_Source information_.
══════════

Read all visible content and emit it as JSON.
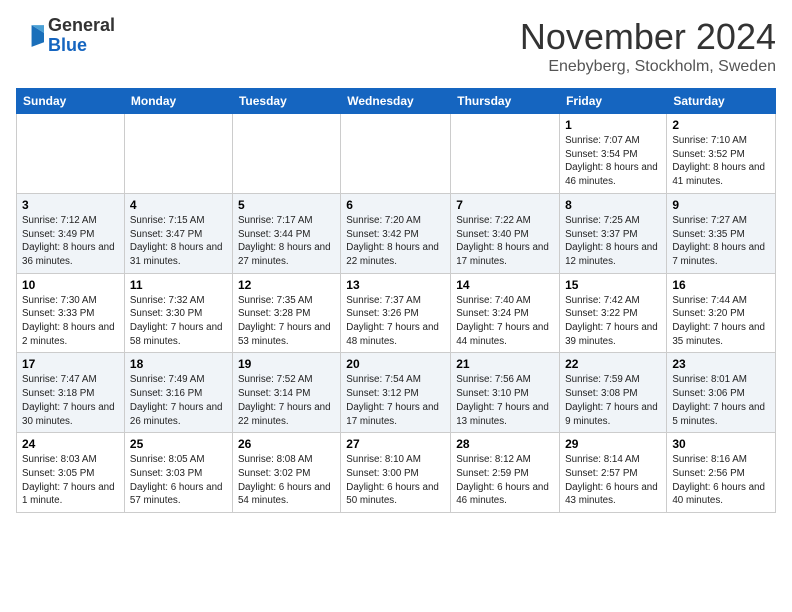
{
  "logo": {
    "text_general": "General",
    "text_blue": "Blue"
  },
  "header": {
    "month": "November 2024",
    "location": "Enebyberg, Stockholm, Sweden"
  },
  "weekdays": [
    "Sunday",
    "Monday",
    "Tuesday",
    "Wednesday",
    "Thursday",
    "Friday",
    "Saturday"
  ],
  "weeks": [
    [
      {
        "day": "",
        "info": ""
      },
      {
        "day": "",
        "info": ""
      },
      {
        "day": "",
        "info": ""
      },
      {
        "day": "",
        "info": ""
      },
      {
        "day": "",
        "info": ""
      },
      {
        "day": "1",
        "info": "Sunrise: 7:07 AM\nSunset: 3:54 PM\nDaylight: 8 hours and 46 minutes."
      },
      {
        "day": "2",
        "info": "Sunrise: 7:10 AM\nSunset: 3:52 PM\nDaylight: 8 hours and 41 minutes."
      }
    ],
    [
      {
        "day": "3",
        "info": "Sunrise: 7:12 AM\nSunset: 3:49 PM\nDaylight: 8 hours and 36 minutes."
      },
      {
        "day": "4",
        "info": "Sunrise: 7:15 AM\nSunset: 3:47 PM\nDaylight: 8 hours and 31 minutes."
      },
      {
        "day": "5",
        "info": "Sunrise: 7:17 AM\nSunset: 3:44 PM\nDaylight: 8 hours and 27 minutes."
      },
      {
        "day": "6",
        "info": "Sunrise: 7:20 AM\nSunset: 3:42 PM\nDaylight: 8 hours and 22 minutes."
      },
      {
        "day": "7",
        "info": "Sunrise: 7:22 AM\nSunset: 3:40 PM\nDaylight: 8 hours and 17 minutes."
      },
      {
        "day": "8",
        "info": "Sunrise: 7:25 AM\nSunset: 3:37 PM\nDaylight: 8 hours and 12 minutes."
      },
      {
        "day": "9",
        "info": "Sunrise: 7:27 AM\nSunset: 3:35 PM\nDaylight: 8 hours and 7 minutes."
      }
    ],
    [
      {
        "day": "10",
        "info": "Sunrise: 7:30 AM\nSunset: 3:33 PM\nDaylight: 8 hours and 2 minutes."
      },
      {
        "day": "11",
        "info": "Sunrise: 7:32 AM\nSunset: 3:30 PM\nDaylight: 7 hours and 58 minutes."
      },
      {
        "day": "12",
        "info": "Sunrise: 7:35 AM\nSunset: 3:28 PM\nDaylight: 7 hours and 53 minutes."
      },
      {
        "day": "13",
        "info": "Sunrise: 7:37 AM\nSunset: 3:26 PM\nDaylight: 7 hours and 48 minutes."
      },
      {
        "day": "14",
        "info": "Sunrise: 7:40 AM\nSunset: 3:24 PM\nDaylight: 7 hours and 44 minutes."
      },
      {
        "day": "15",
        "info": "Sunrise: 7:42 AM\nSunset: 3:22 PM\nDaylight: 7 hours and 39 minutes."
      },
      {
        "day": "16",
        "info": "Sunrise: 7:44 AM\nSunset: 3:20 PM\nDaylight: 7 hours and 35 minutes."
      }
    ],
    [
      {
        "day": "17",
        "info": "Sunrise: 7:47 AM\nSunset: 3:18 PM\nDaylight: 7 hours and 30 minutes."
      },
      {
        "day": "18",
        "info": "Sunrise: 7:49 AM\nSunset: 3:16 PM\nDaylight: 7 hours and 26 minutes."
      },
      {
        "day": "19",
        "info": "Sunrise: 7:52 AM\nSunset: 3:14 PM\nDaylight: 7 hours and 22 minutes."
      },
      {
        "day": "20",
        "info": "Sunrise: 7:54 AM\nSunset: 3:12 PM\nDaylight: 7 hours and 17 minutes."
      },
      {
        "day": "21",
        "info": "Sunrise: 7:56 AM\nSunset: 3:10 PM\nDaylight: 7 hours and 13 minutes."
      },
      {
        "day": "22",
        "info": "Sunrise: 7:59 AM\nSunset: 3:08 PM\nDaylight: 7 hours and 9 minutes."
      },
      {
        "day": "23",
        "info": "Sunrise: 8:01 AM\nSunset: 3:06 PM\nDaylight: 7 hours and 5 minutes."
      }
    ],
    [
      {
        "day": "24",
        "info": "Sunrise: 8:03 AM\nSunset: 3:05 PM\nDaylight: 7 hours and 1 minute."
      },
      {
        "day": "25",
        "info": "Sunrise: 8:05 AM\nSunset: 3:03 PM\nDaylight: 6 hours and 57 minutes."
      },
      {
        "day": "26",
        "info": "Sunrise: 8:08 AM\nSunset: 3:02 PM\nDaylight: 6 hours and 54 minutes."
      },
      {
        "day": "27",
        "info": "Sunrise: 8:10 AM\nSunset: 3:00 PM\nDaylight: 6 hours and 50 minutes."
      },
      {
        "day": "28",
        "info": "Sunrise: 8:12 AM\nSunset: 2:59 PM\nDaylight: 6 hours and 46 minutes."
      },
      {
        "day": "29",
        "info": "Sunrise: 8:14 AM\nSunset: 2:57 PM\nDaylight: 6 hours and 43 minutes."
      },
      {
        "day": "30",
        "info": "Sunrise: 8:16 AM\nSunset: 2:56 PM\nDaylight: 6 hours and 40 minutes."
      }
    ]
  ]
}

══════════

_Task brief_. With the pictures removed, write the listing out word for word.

_Result of this exercise_.
Read all visible content and emit it as JSON.
{
  "logo": {
    "text_general": "General",
    "text_blue": "Blue"
  },
  "header": {
    "month": "November 2024",
    "location": "Enebyberg, Stockholm, Sweden"
  },
  "weekdays": [
    "Sunday",
    "Monday",
    "Tuesday",
    "Wednesday",
    "Thursday",
    "Friday",
    "Saturday"
  ],
  "weeks": [
    [
      {
        "day": "",
        "info": ""
      },
      {
        "day": "",
        "info": ""
      },
      {
        "day": "",
        "info": ""
      },
      {
        "day": "",
        "info": ""
      },
      {
        "day": "",
        "info": ""
      },
      {
        "day": "1",
        "info": "Sunrise: 7:07 AM\nSunset: 3:54 PM\nDaylight: 8 hours and 46 minutes."
      },
      {
        "day": "2",
        "info": "Sunrise: 7:10 AM\nSunset: 3:52 PM\nDaylight: 8 hours and 41 minutes."
      }
    ],
    [
      {
        "day": "3",
        "info": "Sunrise: 7:12 AM\nSunset: 3:49 PM\nDaylight: 8 hours and 36 minutes."
      },
      {
        "day": "4",
        "info": "Sunrise: 7:15 AM\nSunset: 3:47 PM\nDaylight: 8 hours and 31 minutes."
      },
      {
        "day": "5",
        "info": "Sunrise: 7:17 AM\nSunset: 3:44 PM\nDaylight: 8 hours and 27 minutes."
      },
      {
        "day": "6",
        "info": "Sunrise: 7:20 AM\nSunset: 3:42 PM\nDaylight: 8 hours and 22 minutes."
      },
      {
        "day": "7",
        "info": "Sunrise: 7:22 AM\nSunset: 3:40 PM\nDaylight: 8 hours and 17 minutes."
      },
      {
        "day": "8",
        "info": "Sunrise: 7:25 AM\nSunset: 3:37 PM\nDaylight: 8 hours and 12 minutes."
      },
      {
        "day": "9",
        "info": "Sunrise: 7:27 AM\nSunset: 3:35 PM\nDaylight: 8 hours and 7 minutes."
      }
    ],
    [
      {
        "day": "10",
        "info": "Sunrise: 7:30 AM\nSunset: 3:33 PM\nDaylight: 8 hours and 2 minutes."
      },
      {
        "day": "11",
        "info": "Sunrise: 7:32 AM\nSunset: 3:30 PM\nDaylight: 7 hours and 58 minutes."
      },
      {
        "day": "12",
        "info": "Sunrise: 7:35 AM\nSunset: 3:28 PM\nDaylight: 7 hours and 53 minutes."
      },
      {
        "day": "13",
        "info": "Sunrise: 7:37 AM\nSunset: 3:26 PM\nDaylight: 7 hours and 48 minutes."
      },
      {
        "day": "14",
        "info": "Sunrise: 7:40 AM\nSunset: 3:24 PM\nDaylight: 7 hours and 44 minutes."
      },
      {
        "day": "15",
        "info": "Sunrise: 7:42 AM\nSunset: 3:22 PM\nDaylight: 7 hours and 39 minutes."
      },
      {
        "day": "16",
        "info": "Sunrise: 7:44 AM\nSunset: 3:20 PM\nDaylight: 7 hours and 35 minutes."
      }
    ],
    [
      {
        "day": "17",
        "info": "Sunrise: 7:47 AM\nSunset: 3:18 PM\nDaylight: 7 hours and 30 minutes."
      },
      {
        "day": "18",
        "info": "Sunrise: 7:49 AM\nSunset: 3:16 PM\nDaylight: 7 hours and 26 minutes."
      },
      {
        "day": "19",
        "info": "Sunrise: 7:52 AM\nSunset: 3:14 PM\nDaylight: 7 hours and 22 minutes."
      },
      {
        "day": "20",
        "info": "Sunrise: 7:54 AM\nSunset: 3:12 PM\nDaylight: 7 hours and 17 minutes."
      },
      {
        "day": "21",
        "info": "Sunrise: 7:56 AM\nSunset: 3:10 PM\nDaylight: 7 hours and 13 minutes."
      },
      {
        "day": "22",
        "info": "Sunrise: 7:59 AM\nSunset: 3:08 PM\nDaylight: 7 hours and 9 minutes."
      },
      {
        "day": "23",
        "info": "Sunrise: 8:01 AM\nSunset: 3:06 PM\nDaylight: 7 hours and 5 minutes."
      }
    ],
    [
      {
        "day": "24",
        "info": "Sunrise: 8:03 AM\nSunset: 3:05 PM\nDaylight: 7 hours and 1 minute."
      },
      {
        "day": "25",
        "info": "Sunrise: 8:05 AM\nSunset: 3:03 PM\nDaylight: 6 hours and 57 minutes."
      },
      {
        "day": "26",
        "info": "Sunrise: 8:08 AM\nSunset: 3:02 PM\nDaylight: 6 hours and 54 minutes."
      },
      {
        "day": "27",
        "info": "Sunrise: 8:10 AM\nSunset: 3:00 PM\nDaylight: 6 hours and 50 minutes."
      },
      {
        "day": "28",
        "info": "Sunrise: 8:12 AM\nSunset: 2:59 PM\nDaylight: 6 hours and 46 minutes."
      },
      {
        "day": "29",
        "info": "Sunrise: 8:14 AM\nSunset: 2:57 PM\nDaylight: 6 hours and 43 minutes."
      },
      {
        "day": "30",
        "info": "Sunrise: 8:16 AM\nSunset: 2:56 PM\nDaylight: 6 hours and 40 minutes."
      }
    ]
  ]
}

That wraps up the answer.